Most foods bake in an oven at about 160C - 180C (360F).  This is considerably hotter than what the manufacturers will guarantee.  That said there are dozens and dozens of anecdotal stories from bakers all over the world who have never had a canning jar break in the oven.

Canning jars are not glass bakeware.  Although most glass bakeware and mason jars are both made from soda-glass, so are milk bottles, window glass and just about everything else, it is the cheapest and most common form of glass.  The composition of the glass and how it is tempered determines how heat tolerant it is.

What does all this mean?  Basically, your glass may break or explode in the high heat of the oven, and if it does the manufacturers have no responsibility to compensate you for any damage or injury that results.  Even if it withstands one episode in the oven, or even a dozen, there is no telling how this could be structurally weakening the glass so that at some point it does break.  You put jars in the oven at your own risk.

For this reason all of my recipes that require cooking are done in a hot water bath in a slow cooker, or in a pressure cooker which create the same temperatures and pressures as canning machines, for which these jars are intended.  If recipes are required to go into an oven (eg for a meringue) then I ensure it goes into an oven at no higher than 120C (as a cheery co-incidence would have it that is the exact temperature meringues require!).  The Kerr jars are made to withstand 15psi, and all domestic pressure cookers generate 15psi or less, so this too is a completely safe way of cooking in jars.

With the issue of breakage addressed, cooking in jars is otherwise a completely safe method of cooking.  One blogger I read stated that "studies have shown" that cakes cooked in mason jars show signs of bacteria.  This is simply misread, misunderstood and misquoted information.

There is a practice of cooking a cake or bread in a jar and then sealing it immediately as a method of preserving it and storing it for up to a year.  Studies have shown that cakes sealed and stored in this manner have shown signs of bacteria, proving that the method of preservation is not sound, it has nothing to do with the manner in which it was cooked.

Here is the full article by the Penn State College of Agricultural Science.

Cooking in a jar is no more or less likely to cause bacteria than cooking in any other kind of glass bakeware.  It is the act of sealing the jar while it is still hot, and placing the jar in long term storage that can cause issue.

  • You would normally only store cakes and breads at room temperature for 4 - 7 days before mould starts to present itself.  The same rule must be followed for cakes in jars that you store at room temperature.
  • You would normally only store cheesecakes, custards, yoghurts etc for 7 - 10 days in the refrigerator, the same rule must be followed for dairy based products you cook in jars.
  • You would normally allow food to cool on the bench before wrapping and storing, the same rule must be followed for anything that is not a preserve.  Allow it to cool thoroughly before placing the lid on.
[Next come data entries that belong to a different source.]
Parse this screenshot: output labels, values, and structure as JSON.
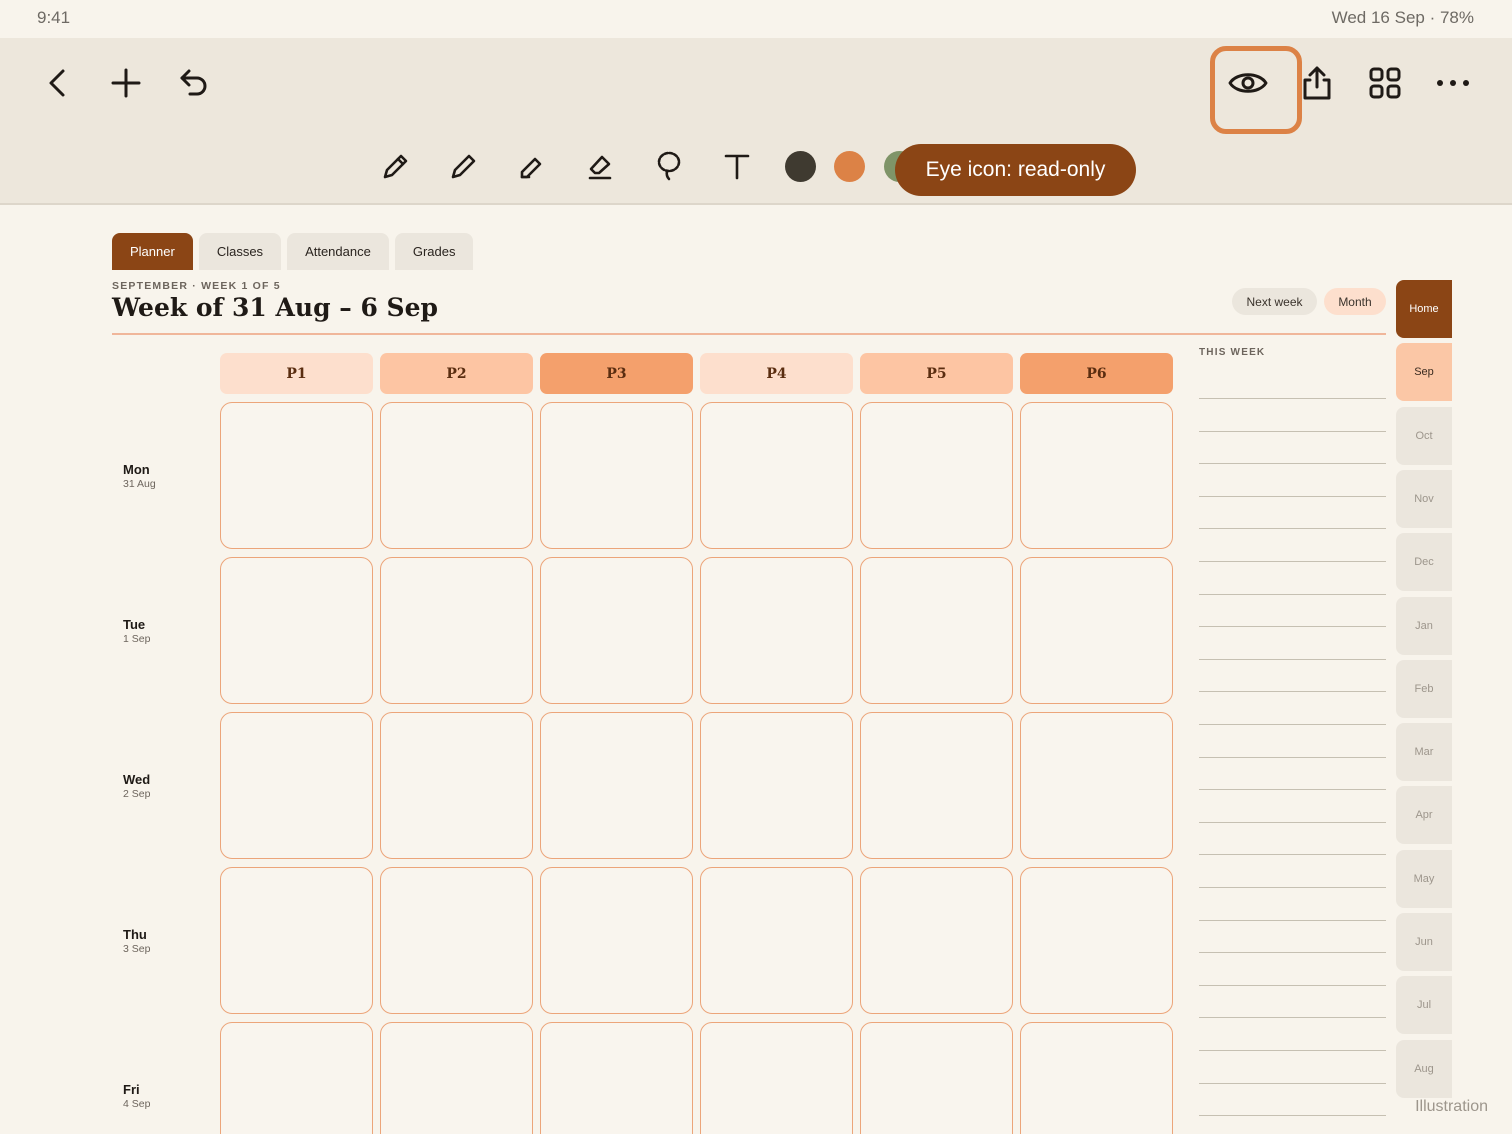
{
  "status_bar": {
    "time": "9:41",
    "right": "Wed 16 Sep · 78%"
  },
  "toolbar": {
    "back": "back-icon",
    "add": "plus-icon",
    "undo": "undo-icon",
    "view": "eye-icon",
    "share": "share-icon",
    "grid": "grid-icon",
    "more": "more-icon",
    "tools": [
      "pencil-icon",
      "pen-icon",
      "highlighter-icon",
      "eraser-icon",
      "lasso-icon",
      "text-icon"
    ],
    "colors": [
      "#3f3a30",
      "#dc8246",
      "#7f9468"
    ],
    "callout": "Eye icon: read-only"
  },
  "tabs": [
    "Planner",
    "Classes",
    "Attendance",
    "Grades"
  ],
  "header": {
    "subtitle": "SEPTEMBER · WEEK 1 OF 5",
    "title": "Week of 31 Aug – 6 Sep",
    "next_week": "Next week",
    "month": "Month"
  },
  "periods": [
    "P1",
    "P2",
    "P3",
    "P4",
    "P5",
    "P6"
  ],
  "period_colors": [
    "#fddfcd",
    "#fdc5a3",
    "#f4a06c",
    "#fddfcd",
    "#fdc5a3",
    "#f4a06c"
  ],
  "days": [
    {
      "name": "Mon",
      "date": "31 Aug"
    },
    {
      "name": "Tue",
      "date": "1 Sep"
    },
    {
      "name": "Wed",
      "date": "2 Sep"
    },
    {
      "name": "Thu",
      "date": "3 Sep"
    },
    {
      "name": "Fri",
      "date": "4 Sep"
    }
  ],
  "this_week_label": "THIS WEEK",
  "month_tabs": [
    "Home",
    "Sep",
    "Oct",
    "Nov",
    "Dec",
    "Jan",
    "Feb",
    "Mar",
    "Apr",
    "May",
    "Jun",
    "Jul",
    "Aug"
  ],
  "footer_note": "Illustration"
}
Despite being prepared in a canning jar you must not try and store the items you prepare long term as if they were canned goods, you must store and consume them as you would any other fresh product.